Bridgeview, Illinois - US Muslims have embarked on a vast drive get the
community registered to vote in the presidential election to build what
could be a potentially powerful voice in deciding the winner.
The war on terror launched by President George W. Bush after the September
11, 2001 attacks has antagonised huge numbers of the estimated six million
Concerns about US foreign policy in the Middle East have been replaced with
concerns about their own civil rights among Muslim leaders who are now
seeking to get as many people registered as possible.
"I got another one," crowed Anam El-Jabali, waving her clipboard in victory
as she emerged from a mosque here to compare notes with two other volunteers.
"He's Palestinian. He's lived here for 40 years, and he's never voted, but
he'll vote on November 2."
It was quite an accomplishment, noted the Palestinian-American mother of five.
"The old men are the hardest," to sign up, she explained. "They've lived
here forever, but they feel hopeless. They just want to keep a low profile,
and keep out of trouble."

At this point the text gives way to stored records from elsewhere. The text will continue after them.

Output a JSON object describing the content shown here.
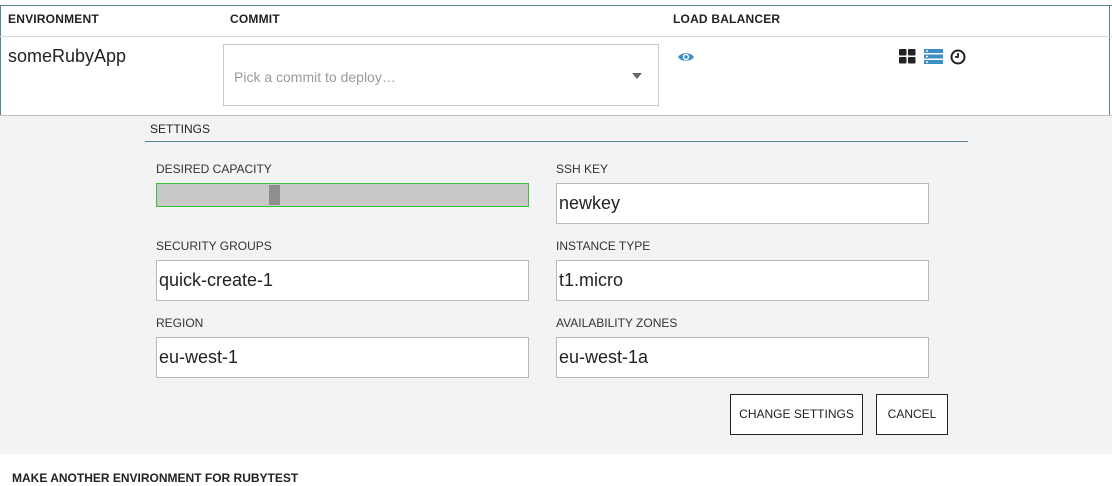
{
  "table": {
    "headers": [
      "ENVIRONMENT",
      "COMMIT",
      "LOAD BALANCER"
    ],
    "row": {
      "environment": "someRubyApp",
      "commit_placeholder": "Pick a commit to deploy…",
      "icons": [
        "eye-icon",
        "grid-view-icon",
        "list-view-icon",
        "clock-icon"
      ]
    }
  },
  "settings": {
    "title": "SETTINGS",
    "desired_capacity": {
      "label": "DESIRED CAPACITY",
      "fraction": 0.31
    },
    "ssh_key": {
      "label": "SSH KEY",
      "value": "newkey"
    },
    "security_groups": {
      "label": "SECURITY GROUPS",
      "value": "quick-create-1"
    },
    "instance_type": {
      "label": "INSTANCE TYPE",
      "value": "t1.micro"
    },
    "region": {
      "label": "REGION",
      "value": "eu-west-1"
    },
    "availability_zones": {
      "label": "AVAILABILITY ZONES",
      "value": "eu-west-1a"
    },
    "change_button": "CHANGE SETTINGS",
    "cancel_button": "CANCEL"
  },
  "footer": {
    "text": "MAKE ANOTHER ENVIRONMENT FOR RUBYTEST"
  },
  "colors": {
    "accent": "#5b7f96",
    "icon_blue": "#3b8fc4",
    "slider_border": "#39c139"
  }
}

Voter registration drives, like this one at the Bridgeview Mosque
Foundation in suburban Chicago, have been the order of the day at mosques
and Islamic centers across the nation in the past couple of months.
Muslim groups say the outreach effort has been unprecedented in size and
scope, although they are still waiting on hard figures that would show
exactly how successful they have been.
The likely beneficiary will be Democratic challenger, Massachusetts Senator
John Kerry, although The American Muslim Task Force on Elections, an
umbrella group bringing together nine US Muslim groups, has held off
endorsing any one candidate.
The panel is seeking iron-clad promises on political appointees among other
things before it delivers what it expects will be a Muslim bloc vote..